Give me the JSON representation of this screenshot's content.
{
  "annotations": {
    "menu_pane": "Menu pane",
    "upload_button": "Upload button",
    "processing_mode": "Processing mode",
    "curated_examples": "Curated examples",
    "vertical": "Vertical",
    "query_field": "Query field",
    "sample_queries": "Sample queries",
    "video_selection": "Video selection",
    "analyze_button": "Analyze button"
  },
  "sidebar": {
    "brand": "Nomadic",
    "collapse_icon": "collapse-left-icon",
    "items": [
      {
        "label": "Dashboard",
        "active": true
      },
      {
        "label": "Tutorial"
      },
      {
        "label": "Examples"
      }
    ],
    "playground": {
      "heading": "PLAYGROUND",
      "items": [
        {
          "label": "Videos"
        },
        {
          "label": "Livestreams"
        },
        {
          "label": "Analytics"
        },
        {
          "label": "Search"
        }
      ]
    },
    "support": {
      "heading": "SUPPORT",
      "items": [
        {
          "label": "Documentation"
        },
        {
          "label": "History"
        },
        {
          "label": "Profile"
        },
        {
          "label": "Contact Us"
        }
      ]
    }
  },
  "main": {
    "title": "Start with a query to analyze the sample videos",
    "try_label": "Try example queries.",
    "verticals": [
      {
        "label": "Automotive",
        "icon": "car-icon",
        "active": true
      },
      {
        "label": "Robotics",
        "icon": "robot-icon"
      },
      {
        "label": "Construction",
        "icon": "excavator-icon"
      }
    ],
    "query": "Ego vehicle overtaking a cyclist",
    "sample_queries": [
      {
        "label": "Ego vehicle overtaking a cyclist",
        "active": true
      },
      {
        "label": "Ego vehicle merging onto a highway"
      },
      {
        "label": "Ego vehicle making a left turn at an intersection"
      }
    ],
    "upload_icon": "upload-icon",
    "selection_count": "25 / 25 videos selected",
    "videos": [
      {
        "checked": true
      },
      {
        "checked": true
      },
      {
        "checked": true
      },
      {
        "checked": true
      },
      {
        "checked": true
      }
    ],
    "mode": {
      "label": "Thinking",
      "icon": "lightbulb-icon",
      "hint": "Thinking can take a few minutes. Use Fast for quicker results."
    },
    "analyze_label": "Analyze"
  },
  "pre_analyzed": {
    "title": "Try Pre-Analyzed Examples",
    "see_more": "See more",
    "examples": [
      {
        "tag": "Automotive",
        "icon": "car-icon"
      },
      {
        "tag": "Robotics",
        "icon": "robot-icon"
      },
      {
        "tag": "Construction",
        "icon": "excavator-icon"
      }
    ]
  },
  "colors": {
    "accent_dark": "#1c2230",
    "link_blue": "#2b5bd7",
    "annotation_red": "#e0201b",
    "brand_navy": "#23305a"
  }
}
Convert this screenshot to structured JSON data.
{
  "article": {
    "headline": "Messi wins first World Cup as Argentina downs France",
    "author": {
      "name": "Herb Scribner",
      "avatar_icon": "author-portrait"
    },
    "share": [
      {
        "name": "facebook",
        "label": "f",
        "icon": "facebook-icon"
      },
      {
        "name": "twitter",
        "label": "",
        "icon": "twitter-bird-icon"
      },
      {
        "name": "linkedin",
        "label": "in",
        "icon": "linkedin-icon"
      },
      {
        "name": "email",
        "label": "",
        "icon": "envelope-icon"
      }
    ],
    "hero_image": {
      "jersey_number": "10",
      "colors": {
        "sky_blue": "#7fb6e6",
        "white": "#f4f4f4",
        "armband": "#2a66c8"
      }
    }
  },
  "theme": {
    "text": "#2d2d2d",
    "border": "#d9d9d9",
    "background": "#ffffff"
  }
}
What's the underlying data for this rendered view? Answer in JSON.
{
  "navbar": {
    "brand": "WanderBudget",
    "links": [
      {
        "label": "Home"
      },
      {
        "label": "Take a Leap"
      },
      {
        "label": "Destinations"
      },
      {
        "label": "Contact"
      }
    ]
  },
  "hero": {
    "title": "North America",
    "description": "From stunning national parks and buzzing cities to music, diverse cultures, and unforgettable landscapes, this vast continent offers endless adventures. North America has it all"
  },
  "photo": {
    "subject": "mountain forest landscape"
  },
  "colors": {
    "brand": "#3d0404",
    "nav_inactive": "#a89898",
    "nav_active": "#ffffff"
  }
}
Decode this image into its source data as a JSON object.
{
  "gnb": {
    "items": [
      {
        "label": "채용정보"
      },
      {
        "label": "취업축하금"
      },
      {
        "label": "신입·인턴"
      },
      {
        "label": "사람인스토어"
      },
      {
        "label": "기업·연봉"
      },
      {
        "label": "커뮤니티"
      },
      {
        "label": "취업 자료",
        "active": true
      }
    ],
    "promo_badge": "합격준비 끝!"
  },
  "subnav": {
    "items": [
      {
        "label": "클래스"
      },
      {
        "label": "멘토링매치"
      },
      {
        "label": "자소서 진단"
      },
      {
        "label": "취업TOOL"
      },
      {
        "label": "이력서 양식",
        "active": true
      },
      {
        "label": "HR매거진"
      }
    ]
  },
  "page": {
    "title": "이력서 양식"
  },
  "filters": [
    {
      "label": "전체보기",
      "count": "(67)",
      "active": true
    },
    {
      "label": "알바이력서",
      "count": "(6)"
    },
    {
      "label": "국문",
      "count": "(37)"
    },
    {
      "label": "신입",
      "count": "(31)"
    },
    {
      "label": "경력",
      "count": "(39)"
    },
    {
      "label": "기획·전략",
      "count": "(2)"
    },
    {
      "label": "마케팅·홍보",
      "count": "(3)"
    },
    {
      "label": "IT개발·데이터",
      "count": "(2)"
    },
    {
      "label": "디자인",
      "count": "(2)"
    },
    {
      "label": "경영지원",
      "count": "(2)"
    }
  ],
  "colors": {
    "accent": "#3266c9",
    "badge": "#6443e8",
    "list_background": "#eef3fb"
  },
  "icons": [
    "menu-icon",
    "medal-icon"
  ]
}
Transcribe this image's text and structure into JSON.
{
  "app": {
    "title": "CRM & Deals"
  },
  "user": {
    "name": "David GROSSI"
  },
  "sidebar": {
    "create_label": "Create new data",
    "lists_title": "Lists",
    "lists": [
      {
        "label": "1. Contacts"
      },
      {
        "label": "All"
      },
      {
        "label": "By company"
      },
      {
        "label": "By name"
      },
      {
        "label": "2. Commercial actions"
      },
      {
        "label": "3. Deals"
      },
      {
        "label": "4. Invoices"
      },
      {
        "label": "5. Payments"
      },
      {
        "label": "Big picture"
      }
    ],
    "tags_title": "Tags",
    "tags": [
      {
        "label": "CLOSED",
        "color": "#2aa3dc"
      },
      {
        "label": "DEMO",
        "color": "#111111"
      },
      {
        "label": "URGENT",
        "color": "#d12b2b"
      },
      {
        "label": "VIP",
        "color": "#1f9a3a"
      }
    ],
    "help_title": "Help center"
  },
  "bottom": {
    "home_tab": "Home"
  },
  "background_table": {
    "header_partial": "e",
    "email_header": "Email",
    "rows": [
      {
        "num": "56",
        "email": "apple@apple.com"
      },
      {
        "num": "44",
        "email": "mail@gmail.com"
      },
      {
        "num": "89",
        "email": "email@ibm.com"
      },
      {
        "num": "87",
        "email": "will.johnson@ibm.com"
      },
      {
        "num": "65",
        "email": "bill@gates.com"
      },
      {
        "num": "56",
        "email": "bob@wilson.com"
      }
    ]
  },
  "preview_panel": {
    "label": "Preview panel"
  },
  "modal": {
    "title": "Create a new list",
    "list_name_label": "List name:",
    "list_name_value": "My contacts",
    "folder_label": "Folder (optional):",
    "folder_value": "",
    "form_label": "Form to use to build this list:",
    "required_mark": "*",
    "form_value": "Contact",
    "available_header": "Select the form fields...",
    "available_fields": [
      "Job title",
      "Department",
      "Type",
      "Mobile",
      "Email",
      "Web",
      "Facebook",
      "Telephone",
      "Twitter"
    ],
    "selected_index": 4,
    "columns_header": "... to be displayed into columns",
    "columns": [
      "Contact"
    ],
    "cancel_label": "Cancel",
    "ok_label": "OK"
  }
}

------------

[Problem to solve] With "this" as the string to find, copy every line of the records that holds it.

[Written solution]
Give me the JSON representation of this screenshot's content.
Convert this screenshot to structured JSON data.
What's the underlying data for this rendered view? Answer in JSON.
    "description": "From stunning national parks and buzzing cities to music, diverse cultures, and unforgettable landscapes, this vast continent offers endless adventures. North America has it all"
Decode this image into its source data as a JSON object.
Transcribe this image's text and structure into JSON.
    "form_label": "Form to use to build this list:",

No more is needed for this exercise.